Items listed in a dataset
§ §

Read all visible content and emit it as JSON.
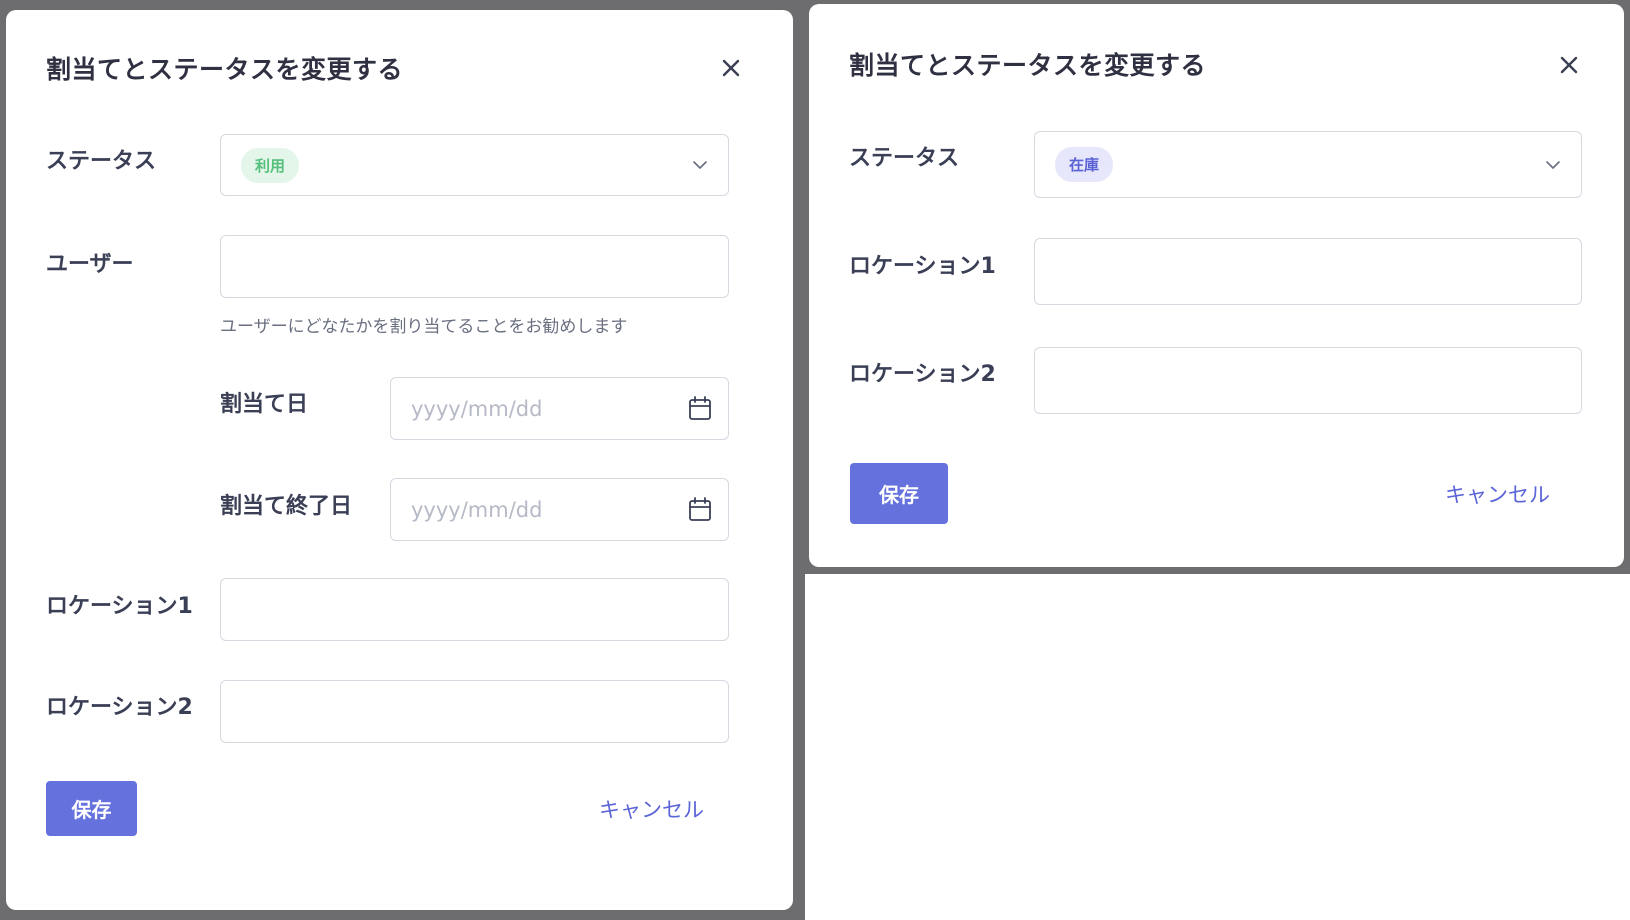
{
  "left_dialog": {
    "title": "割当てとステータスを変更する",
    "close_icon": "close-icon",
    "status_label": "ステータス",
    "status_value": "利用",
    "user_label": "ユーザー",
    "user_value": "",
    "user_help": "ユーザーにどなたかを割り当てることをお勧めします",
    "assign_date_label": "割当て日",
    "assign_date_placeholder": "yyyy/mm/dd",
    "assign_end_date_label": "割当て終了日",
    "assign_end_date_placeholder": "yyyy/mm/dd",
    "location1_label": "ロケーション1",
    "location1_value": "",
    "location2_label": "ロケーション2",
    "location2_value": "",
    "save_label": "保存",
    "cancel_label": "キャンセル"
  },
  "right_dialog": {
    "title": "割当てとステータスを変更する",
    "close_icon": "close-icon",
    "status_label": "ステータス",
    "status_value": "在庫",
    "location1_label": "ロケーション1",
    "location1_value": "",
    "location2_label": "ロケーション2",
    "location2_value": "",
    "save_label": "保存",
    "cancel_label": "キャンセル"
  },
  "colors": {
    "primary": "#6571dd",
    "status_in_use": "#56c07d",
    "status_in_stock": "#5b62d6",
    "overlay": "#6d6d70"
  },
  "icons": [
    "close-icon",
    "chevron-down-icon",
    "calendar-icon"
  ]
}
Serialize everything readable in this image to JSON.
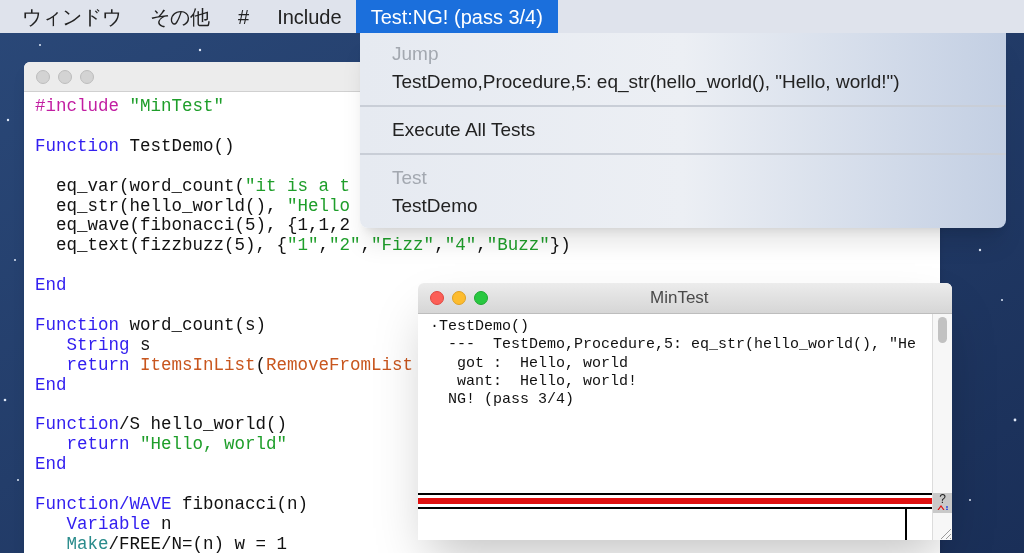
{
  "menu_bar": {
    "items": [
      {
        "label": "ウィンドウ",
        "selected": false
      },
      {
        "label": "その他",
        "selected": false
      },
      {
        "label": "#",
        "selected": false
      },
      {
        "label": "Include",
        "selected": false
      },
      {
        "label": "Test:NG! (pass 3/4)",
        "selected": true
      }
    ]
  },
  "menu": {
    "entries": [
      {
        "kind": "header",
        "label": "Jump"
      },
      {
        "kind": "item",
        "label": "TestDemo,Procedure,5: eq_str(hello_world(), \"Hello, world!\")"
      },
      {
        "kind": "separator"
      },
      {
        "kind": "item",
        "label": "Execute All Tests"
      },
      {
        "kind": "separator"
      },
      {
        "kind": "header",
        "label": "Test"
      },
      {
        "kind": "item",
        "label": "TestDemo"
      }
    ]
  },
  "editor_window": {
    "active": false,
    "lines": [
      {
        "kind": "code",
        "segments": [
          {
            "kind": "preproc",
            "text": "#include "
          },
          {
            "kind": "string",
            "text": "\"MinTest\""
          }
        ]
      },
      {
        "kind": "blank"
      },
      {
        "kind": "code",
        "segments": [
          {
            "kind": "keyword",
            "text": "Function"
          },
          {
            "kind": "plain",
            "text": " TestDemo()"
          }
        ]
      },
      {
        "kind": "blank"
      },
      {
        "kind": "code",
        "segments": [
          {
            "kind": "plain",
            "text": "  eq_var(word_count("
          },
          {
            "kind": "string",
            "text": "\"it is a t"
          }
        ]
      },
      {
        "kind": "code",
        "segments": [
          {
            "kind": "plain",
            "text": "  eq_str(hello_world(), "
          },
          {
            "kind": "string",
            "text": "\"Hello"
          }
        ]
      },
      {
        "kind": "code",
        "segments": [
          {
            "kind": "plain",
            "text": "  eq_wave(fibonacci(5), {1,1,2"
          }
        ]
      },
      {
        "kind": "code",
        "segments": [
          {
            "kind": "plain",
            "text": "  eq_text(fizzbuzz(5), {"
          },
          {
            "kind": "string",
            "text": "\"1\""
          },
          {
            "kind": "plain",
            "text": ","
          },
          {
            "kind": "string",
            "text": "\"2\""
          },
          {
            "kind": "plain",
            "text": ","
          },
          {
            "kind": "string",
            "text": "\"Fizz\""
          },
          {
            "kind": "plain",
            "text": ","
          },
          {
            "kind": "string",
            "text": "\"4\""
          },
          {
            "kind": "plain",
            "text": ","
          },
          {
            "kind": "string",
            "text": "\"Buzz\""
          },
          {
            "kind": "plain",
            "text": "})"
          }
        ]
      },
      {
        "kind": "blank"
      },
      {
        "kind": "code",
        "segments": [
          {
            "kind": "keyword",
            "text": "End"
          }
        ]
      },
      {
        "kind": "blank"
      },
      {
        "kind": "code",
        "segments": [
          {
            "kind": "keyword",
            "text": "Function"
          },
          {
            "kind": "plain",
            "text": " word_count(s)"
          }
        ]
      },
      {
        "kind": "code",
        "segments": [
          {
            "kind": "keyword",
            "text": "   String"
          },
          {
            "kind": "plain",
            "text": " s"
          }
        ]
      },
      {
        "kind": "code",
        "segments": [
          {
            "kind": "keyword",
            "text": "   return "
          },
          {
            "kind": "builtin",
            "text": "ItemsInList"
          },
          {
            "kind": "plain",
            "text": "("
          },
          {
            "kind": "builtin",
            "text": "RemoveFromList"
          }
        ]
      },
      {
        "kind": "code",
        "segments": [
          {
            "kind": "keyword",
            "text": "End"
          }
        ]
      },
      {
        "kind": "blank"
      },
      {
        "kind": "code",
        "segments": [
          {
            "kind": "keyword",
            "text": "Function"
          },
          {
            "kind": "plain",
            "text": "/S hello_world()"
          }
        ]
      },
      {
        "kind": "code",
        "segments": [
          {
            "kind": "keyword",
            "text": "   return "
          },
          {
            "kind": "string",
            "text": "\"Hello, world\""
          }
        ]
      },
      {
        "kind": "code",
        "segments": [
          {
            "kind": "keyword",
            "text": "End"
          }
        ]
      },
      {
        "kind": "blank"
      },
      {
        "kind": "code",
        "segments": [
          {
            "kind": "keyword",
            "text": "Function/WAVE"
          },
          {
            "kind": "plain",
            "text": " fibonacci(n)"
          }
        ]
      },
      {
        "kind": "code",
        "segments": [
          {
            "kind": "keyword",
            "text": "   Variable"
          },
          {
            "kind": "plain",
            "text": " n"
          }
        ]
      },
      {
        "kind": "code",
        "segments": [
          {
            "kind": "operation",
            "text": "   Make"
          },
          {
            "kind": "plain",
            "text": "/FREE/N=(n) w = 1"
          }
        ]
      }
    ]
  },
  "output_window": {
    "active": true,
    "title": "MinTest",
    "lines": [
      "·TestDemo()",
      "  ---  TestDemo,Procedure,5: eq_str(hello_world(), \"He",
      "   got :  Hello, world",
      "   want:  Hello, world!",
      "  NG! (pass 3/4)"
    ],
    "help_glyph": "?"
  }
}
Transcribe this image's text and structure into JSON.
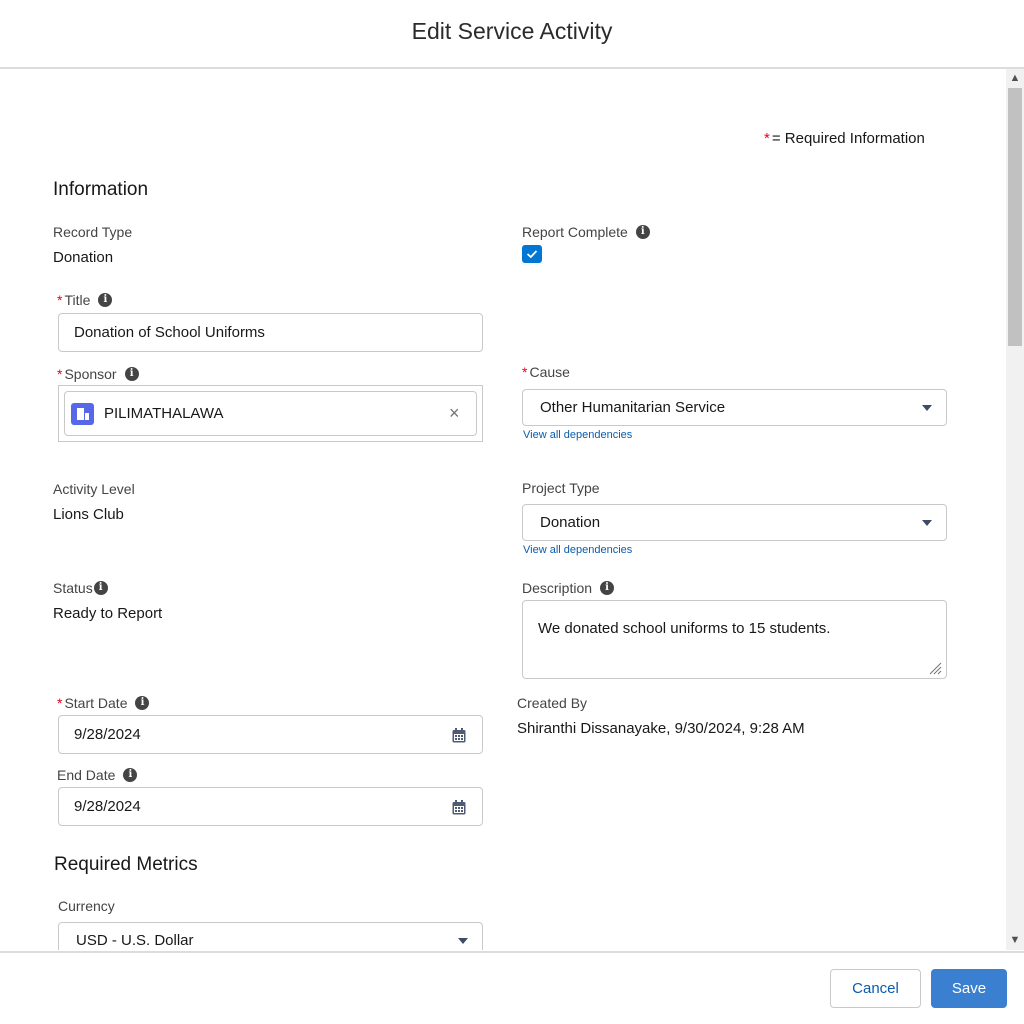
{
  "modal": {
    "title": "Edit Service Activity"
  },
  "legend": {
    "asterisk": "*",
    "text": "= Required Information"
  },
  "sections": {
    "information": "Information",
    "required_metrics": "Required Metrics"
  },
  "fields": {
    "record_type": {
      "label": "Record Type",
      "value": "Donation"
    },
    "report_complete": {
      "label": "Report Complete",
      "checked": true
    },
    "title": {
      "label": "Title",
      "value": "Donation of School Uniforms"
    },
    "sponsor": {
      "label": "Sponsor",
      "value": "PILIMATHALAWA",
      "icon": "account-icon"
    },
    "cause": {
      "label": "Cause",
      "value": "Other Humanitarian Service",
      "link": "View all dependencies"
    },
    "activity_level": {
      "label": "Activity Level",
      "value": "Lions Club"
    },
    "project_type": {
      "label": "Project Type",
      "value": "Donation",
      "link": "View all dependencies"
    },
    "status": {
      "label": "Status",
      "value": "Ready to Report"
    },
    "description": {
      "label": "Description",
      "value": "We donated school uniforms to 15 students."
    },
    "start_date": {
      "label": "Start Date",
      "value": "9/28/2024"
    },
    "created_by": {
      "label": "Created By",
      "value": "Shiranthi Dissanayake, 9/30/2024, 9:28 AM"
    },
    "end_date": {
      "label": "End Date",
      "value": "9/28/2024"
    },
    "currency": {
      "label": "Currency",
      "value": "USD - U.S. Dollar"
    }
  },
  "footer": {
    "cancel_label": "Cancel",
    "save_label": "Save"
  },
  "colors": {
    "primary": "#0176d3",
    "save_button": "#3b7fd1",
    "required": "#ea001e",
    "link": "#0b5cab"
  }
}
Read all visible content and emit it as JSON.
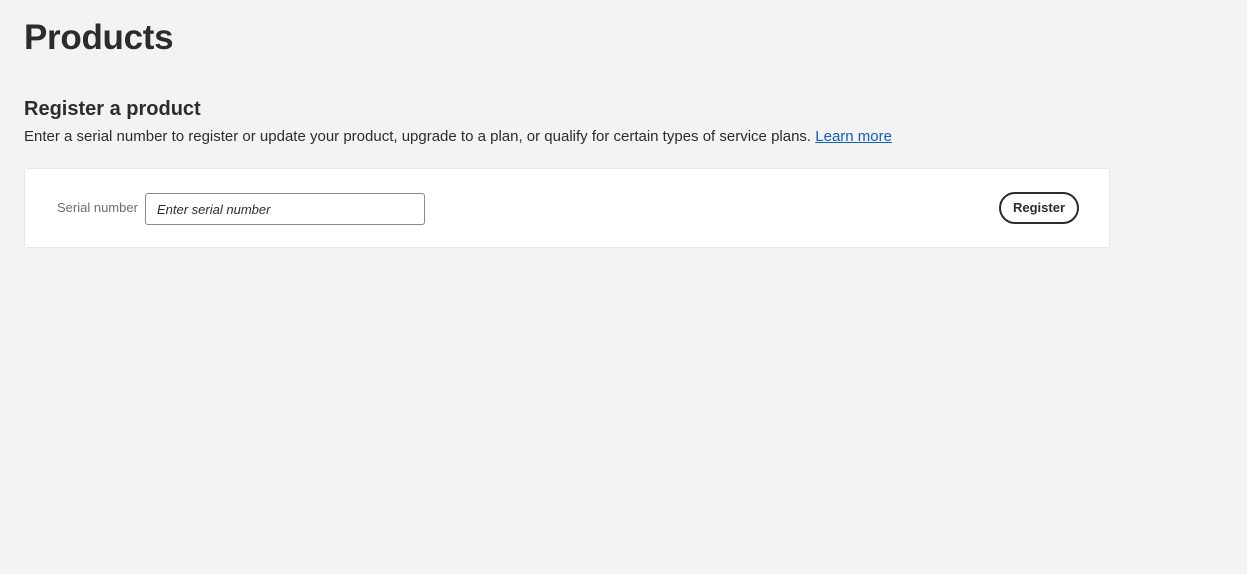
{
  "page": {
    "title": "Products"
  },
  "register_section": {
    "title": "Register a product",
    "description": "Enter a serial number to register or update your product, upgrade to a plan, or qualify for certain types of service plans.",
    "learn_more_label": "Learn more"
  },
  "form": {
    "serial_label": "Serial number",
    "serial_value": "",
    "serial_placeholder": "Enter serial number",
    "register_button_label": "Register"
  },
  "colors": {
    "background": "#f3f3f3",
    "card": "#ffffff",
    "text": "#2c2c2c",
    "link": "#0d5ec6",
    "label": "#6e6e6e"
  }
}
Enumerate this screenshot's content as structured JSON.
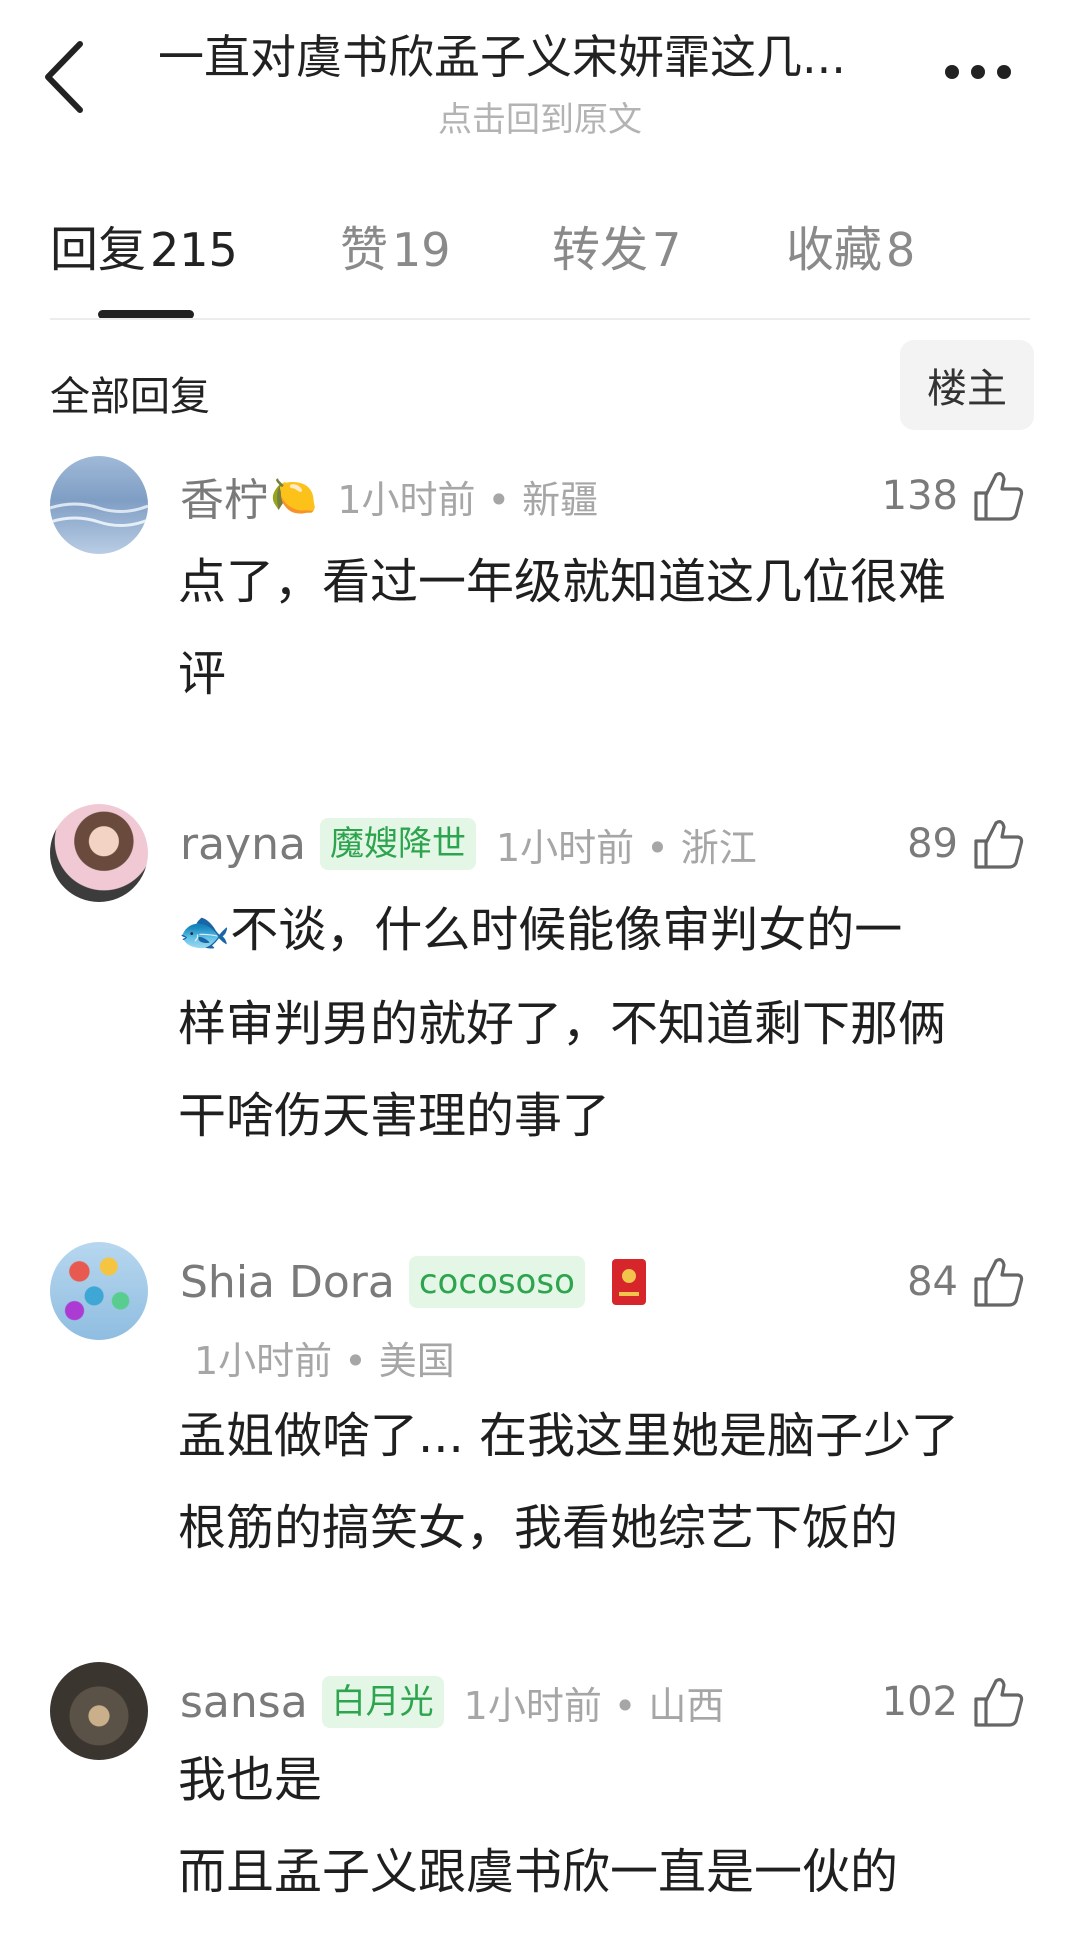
{
  "header": {
    "title": "一直对虞书欣孟子义宋妍霏这几...",
    "subtitle": "点击回到原文"
  },
  "tabs": [
    {
      "label": "回复",
      "count": "215",
      "active": true
    },
    {
      "label": "赞",
      "count": "19"
    },
    {
      "label": "转发",
      "count": "7"
    },
    {
      "label": "收藏",
      "count": "8"
    }
  ],
  "section": {
    "title": "全部回复",
    "louzhu_label": "楼主"
  },
  "comments": [
    {
      "name": "香柠",
      "emoji": "🍋",
      "badge": "",
      "time": "1小时前 • 新疆",
      "likes": "138",
      "lines": [
        "点了，看过一年级就知道这几位很难",
        "评"
      ]
    },
    {
      "name": "rayna",
      "badge": "魔嫂降世",
      "time": "1小时前 • 浙江",
      "likes": "89",
      "emoji": "🐟",
      "lines": [
        "不谈，什么时候能像审判女的一",
        "样审判男的就好了，不知道剩下那俩",
        "干啥伤天害理的事了"
      ]
    },
    {
      "name": "Shia Dora",
      "badge": "cocososo",
      "time": "1小时前 • 美国",
      "likes": "84",
      "lines": [
        "孟姐做啥了... 在我这里她是脑子少了",
        "根筋的搞笑女，我看她综艺下饭的"
      ]
    },
    {
      "name": "sansa",
      "badge": "白月光",
      "time": "1小时前 • 山西",
      "likes": "102",
      "lines": [
        "我也是",
        "而且孟子义跟虞书欣一直是一伙的"
      ]
    }
  ],
  "colors": {
    "badge_green": "#2da44e",
    "badge_bg": "#e4f6e6",
    "muted": "#a6a6a6"
  },
  "icons": [
    "back-arrow-icon",
    "more-dots-icon",
    "thumbs-up-icon",
    "lemon-icon",
    "fish-icon",
    "red-packet-icon"
  ]
}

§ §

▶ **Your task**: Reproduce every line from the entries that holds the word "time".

▶ **Result of this exercise**:
      "time": "1小时前 • 新疆",
      "time": "1小时前 • 浙江",
      "time": "1小时前 • 美国",
      "time": "1小时前 • 山西",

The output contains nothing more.